That’s a tough question for most of us to answer.
I mean it’s hard enough for me to stay focused on one thing for one year, let alone 50.
But the question isn’t what “topic” could you focus on for 50 years. It’s what kind of “audience” could you keep for that long?
That’s a big difference… and if you’ve struggled, like I have, with finding your “One Thing” or your niche, then this question can actually bring some peace of mind. Especially when it comes to things like blogging, writing and business.
There can be a lot of self-imposed pressure to figure out what you should focus on, especially when you feel like you have to stick to it for 5, 10 or 15 years.
I mean you only have ONE life to live so it’s not like you have an unlimited supply of 10-year chunks of time, right?
This can all be so stressful!
But when you shift your focus from your “niche” to your “audience” then things start to make more sense.
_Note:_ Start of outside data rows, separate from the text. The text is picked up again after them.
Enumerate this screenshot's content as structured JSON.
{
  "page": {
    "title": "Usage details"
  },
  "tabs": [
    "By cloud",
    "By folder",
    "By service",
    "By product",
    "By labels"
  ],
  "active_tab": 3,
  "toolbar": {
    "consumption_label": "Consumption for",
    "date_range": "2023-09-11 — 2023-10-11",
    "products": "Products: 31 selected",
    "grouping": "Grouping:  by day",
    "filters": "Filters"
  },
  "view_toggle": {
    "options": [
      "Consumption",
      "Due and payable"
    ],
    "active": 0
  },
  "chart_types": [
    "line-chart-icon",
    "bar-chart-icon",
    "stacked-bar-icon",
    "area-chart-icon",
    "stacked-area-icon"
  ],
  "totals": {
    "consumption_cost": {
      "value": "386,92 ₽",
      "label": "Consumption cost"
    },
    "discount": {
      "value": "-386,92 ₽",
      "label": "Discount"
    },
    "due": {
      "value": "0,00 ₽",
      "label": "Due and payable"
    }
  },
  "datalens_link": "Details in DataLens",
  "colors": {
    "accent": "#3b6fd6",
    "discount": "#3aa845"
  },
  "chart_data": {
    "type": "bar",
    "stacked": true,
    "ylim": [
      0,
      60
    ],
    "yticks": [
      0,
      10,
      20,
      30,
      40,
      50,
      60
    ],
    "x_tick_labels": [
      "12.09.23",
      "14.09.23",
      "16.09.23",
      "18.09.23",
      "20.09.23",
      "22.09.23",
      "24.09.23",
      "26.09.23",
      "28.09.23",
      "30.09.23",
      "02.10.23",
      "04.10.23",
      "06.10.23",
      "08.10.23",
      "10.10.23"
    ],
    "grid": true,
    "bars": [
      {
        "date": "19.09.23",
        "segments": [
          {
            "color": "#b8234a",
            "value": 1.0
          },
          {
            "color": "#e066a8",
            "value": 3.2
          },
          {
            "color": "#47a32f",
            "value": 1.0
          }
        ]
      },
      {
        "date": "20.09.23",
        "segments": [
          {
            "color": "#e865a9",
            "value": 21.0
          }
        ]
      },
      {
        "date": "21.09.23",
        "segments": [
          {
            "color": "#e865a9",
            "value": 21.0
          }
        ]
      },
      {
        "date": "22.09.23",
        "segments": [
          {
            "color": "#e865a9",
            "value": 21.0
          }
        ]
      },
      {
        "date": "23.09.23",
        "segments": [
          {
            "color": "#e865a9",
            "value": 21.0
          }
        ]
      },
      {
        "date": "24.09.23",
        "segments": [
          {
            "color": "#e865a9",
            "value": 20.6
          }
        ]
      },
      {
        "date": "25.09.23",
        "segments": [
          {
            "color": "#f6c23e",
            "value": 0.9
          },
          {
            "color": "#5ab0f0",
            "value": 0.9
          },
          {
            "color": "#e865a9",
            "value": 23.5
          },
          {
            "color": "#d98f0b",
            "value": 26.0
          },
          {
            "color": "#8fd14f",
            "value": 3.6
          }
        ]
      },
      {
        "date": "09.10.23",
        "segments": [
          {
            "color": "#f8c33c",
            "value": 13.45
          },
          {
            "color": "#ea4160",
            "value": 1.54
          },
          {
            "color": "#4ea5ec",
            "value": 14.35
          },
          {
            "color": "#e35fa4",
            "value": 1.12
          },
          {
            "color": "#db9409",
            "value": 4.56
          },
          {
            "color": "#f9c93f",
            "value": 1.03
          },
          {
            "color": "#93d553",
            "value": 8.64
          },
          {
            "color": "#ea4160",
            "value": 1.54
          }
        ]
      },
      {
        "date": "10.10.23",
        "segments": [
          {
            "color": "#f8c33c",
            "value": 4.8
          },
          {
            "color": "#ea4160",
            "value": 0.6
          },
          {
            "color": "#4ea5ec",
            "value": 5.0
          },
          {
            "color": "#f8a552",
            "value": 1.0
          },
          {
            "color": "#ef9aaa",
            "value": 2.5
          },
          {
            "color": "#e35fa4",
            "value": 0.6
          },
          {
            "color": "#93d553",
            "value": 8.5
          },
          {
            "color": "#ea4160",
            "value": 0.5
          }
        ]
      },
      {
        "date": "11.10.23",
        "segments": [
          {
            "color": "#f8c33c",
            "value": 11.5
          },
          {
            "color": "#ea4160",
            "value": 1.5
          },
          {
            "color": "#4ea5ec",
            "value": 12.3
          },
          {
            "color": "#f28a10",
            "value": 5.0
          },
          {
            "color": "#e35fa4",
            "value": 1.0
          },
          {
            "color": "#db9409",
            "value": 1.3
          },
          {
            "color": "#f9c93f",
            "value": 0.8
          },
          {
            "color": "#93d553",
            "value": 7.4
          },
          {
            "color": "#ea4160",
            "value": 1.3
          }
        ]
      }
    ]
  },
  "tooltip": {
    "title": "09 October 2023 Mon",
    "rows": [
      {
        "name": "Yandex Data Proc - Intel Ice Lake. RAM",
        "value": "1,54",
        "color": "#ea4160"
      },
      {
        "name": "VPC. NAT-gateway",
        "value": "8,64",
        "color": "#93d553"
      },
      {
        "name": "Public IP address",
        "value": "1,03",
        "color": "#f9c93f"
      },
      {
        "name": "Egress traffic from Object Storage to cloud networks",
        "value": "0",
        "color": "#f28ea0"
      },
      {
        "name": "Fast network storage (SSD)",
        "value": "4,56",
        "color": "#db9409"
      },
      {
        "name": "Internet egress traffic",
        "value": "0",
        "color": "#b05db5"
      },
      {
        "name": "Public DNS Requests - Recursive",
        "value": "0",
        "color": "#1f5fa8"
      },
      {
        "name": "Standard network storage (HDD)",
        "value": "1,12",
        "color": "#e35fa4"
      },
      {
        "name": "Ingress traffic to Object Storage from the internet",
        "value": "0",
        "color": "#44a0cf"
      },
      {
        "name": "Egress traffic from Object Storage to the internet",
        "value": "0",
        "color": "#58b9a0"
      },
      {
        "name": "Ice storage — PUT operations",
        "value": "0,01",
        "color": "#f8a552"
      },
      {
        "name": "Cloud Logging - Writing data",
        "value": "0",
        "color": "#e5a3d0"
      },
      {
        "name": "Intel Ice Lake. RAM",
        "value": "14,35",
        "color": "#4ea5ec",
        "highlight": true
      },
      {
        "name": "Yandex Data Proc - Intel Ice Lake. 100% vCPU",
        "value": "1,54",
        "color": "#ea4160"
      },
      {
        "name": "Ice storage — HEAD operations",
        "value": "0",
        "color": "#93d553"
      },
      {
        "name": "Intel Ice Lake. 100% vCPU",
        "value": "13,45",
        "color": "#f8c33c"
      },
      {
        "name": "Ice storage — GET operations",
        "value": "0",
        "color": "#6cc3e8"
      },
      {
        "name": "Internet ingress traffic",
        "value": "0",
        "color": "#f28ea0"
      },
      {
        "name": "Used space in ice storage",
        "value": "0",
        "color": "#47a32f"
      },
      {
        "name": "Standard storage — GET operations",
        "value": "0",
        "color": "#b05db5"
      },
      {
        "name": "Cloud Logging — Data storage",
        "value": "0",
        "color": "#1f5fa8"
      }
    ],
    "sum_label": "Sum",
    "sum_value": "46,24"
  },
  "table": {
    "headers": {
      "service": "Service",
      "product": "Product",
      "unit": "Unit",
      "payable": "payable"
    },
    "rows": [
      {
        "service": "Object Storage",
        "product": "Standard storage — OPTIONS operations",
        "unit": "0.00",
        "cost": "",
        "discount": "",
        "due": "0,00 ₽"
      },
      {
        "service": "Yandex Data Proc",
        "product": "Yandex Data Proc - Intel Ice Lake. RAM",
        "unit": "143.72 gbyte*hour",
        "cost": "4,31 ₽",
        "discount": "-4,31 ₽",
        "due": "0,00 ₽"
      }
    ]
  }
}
You realize you can do a lot of different things for the same type of people. For example, if you’re a blogger and you want to reach Christian Entrepreneurs then you can write about a lot of things (business, money, relationships, books, strategy, marketing, faith, influence, etc.).
Or if you feel called to help men become better husbands and fathers then again, you have a limitless amount of topics you could cover (parenting, marriage, leadership, family, etc.).
So I feel like it’s better to ask “who is my audience?” then “what is my niche?”
That’s what I plan to do with this blog. I’ve been formulating my thoughts on who my Ideal Reader is and I hope to share them with you soon.
But just to give you a sneak peek, I suspect my ideal reader is a Christian Entrepreneur who wants to change the world in big ways. I can drill down deeper and define what type of Christian and Entrepreneur I’m talking about, but these broad strokes give you an idea.
Now I don’t know what the world will look like in 2067. Neither do you.
But I know I’ll be 82 years old then. And I want to be able to look back at my life with little regret. I want to find “my people” and serve them well.
I hope you do too.